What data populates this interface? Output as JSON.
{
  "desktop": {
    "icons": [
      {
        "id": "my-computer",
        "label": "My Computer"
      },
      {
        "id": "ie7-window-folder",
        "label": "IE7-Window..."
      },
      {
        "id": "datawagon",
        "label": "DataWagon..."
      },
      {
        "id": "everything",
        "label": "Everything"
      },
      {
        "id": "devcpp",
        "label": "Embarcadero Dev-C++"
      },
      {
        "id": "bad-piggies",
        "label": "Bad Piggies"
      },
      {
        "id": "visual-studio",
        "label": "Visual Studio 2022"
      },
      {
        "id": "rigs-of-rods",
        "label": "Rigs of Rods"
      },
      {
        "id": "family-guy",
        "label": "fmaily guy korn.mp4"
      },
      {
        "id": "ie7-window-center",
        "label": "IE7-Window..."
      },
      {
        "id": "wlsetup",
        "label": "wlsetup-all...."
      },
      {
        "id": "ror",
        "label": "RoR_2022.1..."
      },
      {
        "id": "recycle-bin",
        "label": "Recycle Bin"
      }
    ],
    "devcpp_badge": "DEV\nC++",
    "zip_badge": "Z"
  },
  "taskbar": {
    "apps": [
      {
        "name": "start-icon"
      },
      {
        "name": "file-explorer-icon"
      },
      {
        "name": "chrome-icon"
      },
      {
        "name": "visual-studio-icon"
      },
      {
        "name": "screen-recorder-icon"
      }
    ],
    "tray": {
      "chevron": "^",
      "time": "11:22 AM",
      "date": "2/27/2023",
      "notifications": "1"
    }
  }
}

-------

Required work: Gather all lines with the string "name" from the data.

Answer below:
        "name": "start-icon"
        "name": "file-explorer-icon"
        "name": "chrome-icon"
        "name": "visual-studio-icon"
        "name": "screen-recorder-icon"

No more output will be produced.